The Bey’s pleasure yacht was to await her at Genoa; and in anticipation, closing her eyes in the cab which was taking her to the station, she could see the white stone buildings of an Italian port embracing an iridescent sea where the sunshine was already Eastern, where everything sang, to the very swelling of the sails on the blue water. Paris, as it happened, was muddy that day, uniformly gray, flooded by one of those continuous rains of which it seems to have the special property, rains that seem to have risen in clouds from its river, from its smoke, from its monster’s breath, and to fall in torrents from its roofs, from its spouts, from the innumerable windows of its garrets. Felicia was impatient to get away from this gloomy Paris, and her feverish impatience found fault with the cabmen who made slow progress with the horses, two sorry creatures of the veritable cab-horse type, with an inexplicable block of carriages and omnibuses crowded together in the vicinity of the Pont de la Concorde.

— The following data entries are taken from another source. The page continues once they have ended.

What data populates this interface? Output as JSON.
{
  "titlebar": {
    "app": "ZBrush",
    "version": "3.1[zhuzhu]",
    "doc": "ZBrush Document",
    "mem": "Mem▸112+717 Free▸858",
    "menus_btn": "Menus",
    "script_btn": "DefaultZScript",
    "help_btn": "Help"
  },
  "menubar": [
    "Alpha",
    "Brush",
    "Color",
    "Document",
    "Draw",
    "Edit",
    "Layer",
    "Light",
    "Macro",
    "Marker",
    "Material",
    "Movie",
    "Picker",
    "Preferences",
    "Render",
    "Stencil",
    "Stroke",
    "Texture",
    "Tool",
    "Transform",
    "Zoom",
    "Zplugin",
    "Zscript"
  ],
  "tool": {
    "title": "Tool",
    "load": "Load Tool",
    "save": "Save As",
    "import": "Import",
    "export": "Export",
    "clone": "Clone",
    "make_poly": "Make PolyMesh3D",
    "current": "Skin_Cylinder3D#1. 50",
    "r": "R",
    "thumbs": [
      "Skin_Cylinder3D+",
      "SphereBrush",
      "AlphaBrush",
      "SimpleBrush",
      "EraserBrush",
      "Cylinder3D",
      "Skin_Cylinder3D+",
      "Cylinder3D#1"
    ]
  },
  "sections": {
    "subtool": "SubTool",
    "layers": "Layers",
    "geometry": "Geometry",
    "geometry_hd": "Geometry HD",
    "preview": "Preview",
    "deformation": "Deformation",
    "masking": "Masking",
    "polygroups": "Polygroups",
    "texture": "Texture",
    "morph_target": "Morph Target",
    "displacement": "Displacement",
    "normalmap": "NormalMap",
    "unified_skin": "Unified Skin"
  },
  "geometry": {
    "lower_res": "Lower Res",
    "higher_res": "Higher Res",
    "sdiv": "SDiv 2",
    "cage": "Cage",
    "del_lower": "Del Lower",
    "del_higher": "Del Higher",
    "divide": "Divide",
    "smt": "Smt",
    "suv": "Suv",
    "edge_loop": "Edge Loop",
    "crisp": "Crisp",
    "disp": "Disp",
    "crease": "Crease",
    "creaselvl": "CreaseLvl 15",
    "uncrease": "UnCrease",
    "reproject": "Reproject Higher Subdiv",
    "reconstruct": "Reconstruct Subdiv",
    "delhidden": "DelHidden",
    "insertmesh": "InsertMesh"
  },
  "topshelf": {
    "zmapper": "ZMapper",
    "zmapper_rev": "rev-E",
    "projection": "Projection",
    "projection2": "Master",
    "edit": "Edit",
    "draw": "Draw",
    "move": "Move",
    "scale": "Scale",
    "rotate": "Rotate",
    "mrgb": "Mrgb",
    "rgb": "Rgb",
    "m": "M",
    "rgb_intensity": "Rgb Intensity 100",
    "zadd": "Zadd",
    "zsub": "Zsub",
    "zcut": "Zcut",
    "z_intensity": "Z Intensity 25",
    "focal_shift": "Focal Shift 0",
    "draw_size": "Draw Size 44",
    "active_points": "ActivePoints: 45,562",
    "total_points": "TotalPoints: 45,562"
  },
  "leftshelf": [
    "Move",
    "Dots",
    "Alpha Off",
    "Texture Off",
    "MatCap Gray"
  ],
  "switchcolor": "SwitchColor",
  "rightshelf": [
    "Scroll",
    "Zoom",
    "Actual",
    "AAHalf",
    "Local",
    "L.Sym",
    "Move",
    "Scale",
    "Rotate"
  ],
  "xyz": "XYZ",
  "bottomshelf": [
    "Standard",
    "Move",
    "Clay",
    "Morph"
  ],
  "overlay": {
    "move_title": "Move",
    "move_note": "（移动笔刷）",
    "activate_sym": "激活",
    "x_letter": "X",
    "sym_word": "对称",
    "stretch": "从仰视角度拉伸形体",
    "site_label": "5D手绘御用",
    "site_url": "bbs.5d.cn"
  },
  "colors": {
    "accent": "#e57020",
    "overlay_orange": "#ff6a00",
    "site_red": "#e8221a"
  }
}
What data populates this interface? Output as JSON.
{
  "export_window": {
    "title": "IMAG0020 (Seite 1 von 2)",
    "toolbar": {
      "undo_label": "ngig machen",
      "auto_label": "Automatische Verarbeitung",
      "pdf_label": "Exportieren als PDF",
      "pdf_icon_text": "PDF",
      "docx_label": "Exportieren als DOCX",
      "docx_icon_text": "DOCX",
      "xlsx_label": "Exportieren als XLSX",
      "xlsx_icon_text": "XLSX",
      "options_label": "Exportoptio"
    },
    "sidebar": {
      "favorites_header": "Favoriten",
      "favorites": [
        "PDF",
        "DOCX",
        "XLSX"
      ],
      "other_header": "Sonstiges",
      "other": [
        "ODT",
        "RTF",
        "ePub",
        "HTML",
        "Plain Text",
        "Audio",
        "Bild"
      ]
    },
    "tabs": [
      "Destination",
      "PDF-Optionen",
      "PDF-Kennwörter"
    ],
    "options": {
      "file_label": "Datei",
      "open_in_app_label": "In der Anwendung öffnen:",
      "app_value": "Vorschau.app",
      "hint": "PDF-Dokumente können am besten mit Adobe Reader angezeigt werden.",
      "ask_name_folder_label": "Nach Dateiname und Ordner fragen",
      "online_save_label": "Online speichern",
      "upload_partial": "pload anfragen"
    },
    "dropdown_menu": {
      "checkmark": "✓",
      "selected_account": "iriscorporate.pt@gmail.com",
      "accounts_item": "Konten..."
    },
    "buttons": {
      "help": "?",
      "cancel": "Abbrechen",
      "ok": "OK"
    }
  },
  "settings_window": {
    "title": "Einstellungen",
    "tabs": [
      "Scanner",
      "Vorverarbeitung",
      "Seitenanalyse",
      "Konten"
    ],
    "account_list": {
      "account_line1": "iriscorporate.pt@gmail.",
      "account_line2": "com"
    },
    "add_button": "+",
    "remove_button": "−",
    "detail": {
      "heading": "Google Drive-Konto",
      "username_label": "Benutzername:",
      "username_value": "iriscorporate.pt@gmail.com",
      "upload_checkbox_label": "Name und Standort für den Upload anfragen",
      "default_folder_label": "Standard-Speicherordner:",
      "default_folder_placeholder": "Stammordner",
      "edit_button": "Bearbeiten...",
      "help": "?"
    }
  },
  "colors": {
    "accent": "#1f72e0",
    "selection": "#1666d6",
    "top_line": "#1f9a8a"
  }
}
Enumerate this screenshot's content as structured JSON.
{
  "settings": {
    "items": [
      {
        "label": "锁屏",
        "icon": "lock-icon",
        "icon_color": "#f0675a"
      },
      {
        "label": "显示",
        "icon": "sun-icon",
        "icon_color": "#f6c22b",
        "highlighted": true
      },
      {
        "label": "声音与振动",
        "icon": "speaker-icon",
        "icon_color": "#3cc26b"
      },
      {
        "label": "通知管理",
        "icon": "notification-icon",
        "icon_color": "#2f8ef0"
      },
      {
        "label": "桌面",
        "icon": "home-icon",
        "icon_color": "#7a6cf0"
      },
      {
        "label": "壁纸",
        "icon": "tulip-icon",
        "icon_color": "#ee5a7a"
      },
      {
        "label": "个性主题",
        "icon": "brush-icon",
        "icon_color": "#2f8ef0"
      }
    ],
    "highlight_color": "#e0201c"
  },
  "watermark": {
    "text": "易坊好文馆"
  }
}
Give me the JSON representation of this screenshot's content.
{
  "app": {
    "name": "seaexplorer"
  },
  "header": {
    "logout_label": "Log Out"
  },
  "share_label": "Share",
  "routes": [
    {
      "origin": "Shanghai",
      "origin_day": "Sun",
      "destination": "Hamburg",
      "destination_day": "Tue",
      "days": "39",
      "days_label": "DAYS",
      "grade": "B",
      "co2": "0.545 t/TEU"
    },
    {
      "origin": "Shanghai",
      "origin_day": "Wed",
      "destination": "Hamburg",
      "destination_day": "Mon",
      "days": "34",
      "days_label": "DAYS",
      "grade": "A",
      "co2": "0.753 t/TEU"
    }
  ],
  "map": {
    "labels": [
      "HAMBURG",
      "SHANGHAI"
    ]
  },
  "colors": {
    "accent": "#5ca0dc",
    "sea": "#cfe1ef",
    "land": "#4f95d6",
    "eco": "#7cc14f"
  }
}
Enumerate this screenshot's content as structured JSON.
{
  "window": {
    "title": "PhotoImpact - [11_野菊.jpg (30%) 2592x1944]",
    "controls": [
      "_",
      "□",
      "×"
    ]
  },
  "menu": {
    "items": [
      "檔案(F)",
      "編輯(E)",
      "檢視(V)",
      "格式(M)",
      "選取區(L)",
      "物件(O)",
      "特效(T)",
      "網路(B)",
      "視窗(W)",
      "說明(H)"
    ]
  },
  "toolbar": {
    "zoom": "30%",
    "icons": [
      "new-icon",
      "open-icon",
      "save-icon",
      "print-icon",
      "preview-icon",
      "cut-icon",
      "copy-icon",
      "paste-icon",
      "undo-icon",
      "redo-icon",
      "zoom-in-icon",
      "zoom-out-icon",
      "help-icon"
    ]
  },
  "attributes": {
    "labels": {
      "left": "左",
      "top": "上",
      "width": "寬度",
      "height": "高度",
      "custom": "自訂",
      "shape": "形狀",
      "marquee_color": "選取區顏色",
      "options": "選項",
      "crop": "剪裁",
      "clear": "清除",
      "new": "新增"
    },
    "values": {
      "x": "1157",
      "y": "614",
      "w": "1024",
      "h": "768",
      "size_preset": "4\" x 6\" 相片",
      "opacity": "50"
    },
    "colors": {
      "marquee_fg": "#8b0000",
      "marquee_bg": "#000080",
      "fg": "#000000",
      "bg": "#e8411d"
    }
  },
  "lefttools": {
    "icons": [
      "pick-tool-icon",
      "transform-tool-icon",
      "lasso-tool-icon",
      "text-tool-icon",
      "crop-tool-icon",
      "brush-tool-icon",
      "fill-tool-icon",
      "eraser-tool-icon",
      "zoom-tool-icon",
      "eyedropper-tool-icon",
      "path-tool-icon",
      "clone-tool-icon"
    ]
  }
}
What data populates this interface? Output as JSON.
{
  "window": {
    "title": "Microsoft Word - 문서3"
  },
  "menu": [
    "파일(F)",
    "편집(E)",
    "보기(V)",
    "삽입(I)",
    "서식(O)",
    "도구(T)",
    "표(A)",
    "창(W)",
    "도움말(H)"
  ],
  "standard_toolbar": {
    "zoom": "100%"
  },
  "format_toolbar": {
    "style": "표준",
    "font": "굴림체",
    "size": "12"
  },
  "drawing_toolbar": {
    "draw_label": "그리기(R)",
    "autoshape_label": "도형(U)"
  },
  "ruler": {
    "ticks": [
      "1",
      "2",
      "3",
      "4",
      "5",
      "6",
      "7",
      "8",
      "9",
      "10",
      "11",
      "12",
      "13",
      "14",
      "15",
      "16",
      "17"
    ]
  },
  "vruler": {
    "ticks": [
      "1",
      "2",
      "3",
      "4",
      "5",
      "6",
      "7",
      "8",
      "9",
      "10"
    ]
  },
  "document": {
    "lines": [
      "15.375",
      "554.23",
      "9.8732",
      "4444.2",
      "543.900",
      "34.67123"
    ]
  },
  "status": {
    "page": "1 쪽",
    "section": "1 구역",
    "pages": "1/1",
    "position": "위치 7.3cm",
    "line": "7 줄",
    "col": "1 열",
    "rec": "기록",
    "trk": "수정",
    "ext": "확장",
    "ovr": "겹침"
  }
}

“But go on, driver, go on, then.”
“I cannot, madame. It is the funeral procession.”
She put her head out of the window and drew it back again immediately, terrified. A line of soldiers marching with reversed arms, a confusion of caps and hats raised from the forehead at the passage of an endless cortege. It was Mora’s funeral procession defiling past.
“Don’t stop here. Go round,” she cried to the cabman.
The vehicle turned about with difficulty, dragging itself regretfully from the superb spectacle which Paris had been awaiting for four days; it remounted the avenues, took the Rue Montaigne, and, with its slow and surly little trot, came out at the Madeleine by the Boulevard Malesherbes. Here the crowd was greater, more compact.
In the misty rain, the illuminated stained-glass windows of the church, the dull echo of the funeral chants beneath the lavishly distributed black hangings under which the very outline of the Greek temple was lost, filled the whole square with a sense of the office in course of celebration, while the greater part of the immense procession was still squeezed up in the Rue Royale, and as far even as the bridges a long black line connecting the dead man with that gate of the Legislative Assembly through which he had so often passed. Beyond the Madeleine the highway of the boulevard stretched away empty, and looking bigger between two lines of soldiers with arms reversed, confining the curious to the pavements black with people, all the shops closed, and the balconies, in spite of the rain, overflowing with human beings all leaning forward in the direction of the church, as if to see a mid-Lent festival or the home-coming of victorious troops. Paris, hungry for the spectacular, constructs it indifferently out of anything, civil war as readily as the burial of a statesman.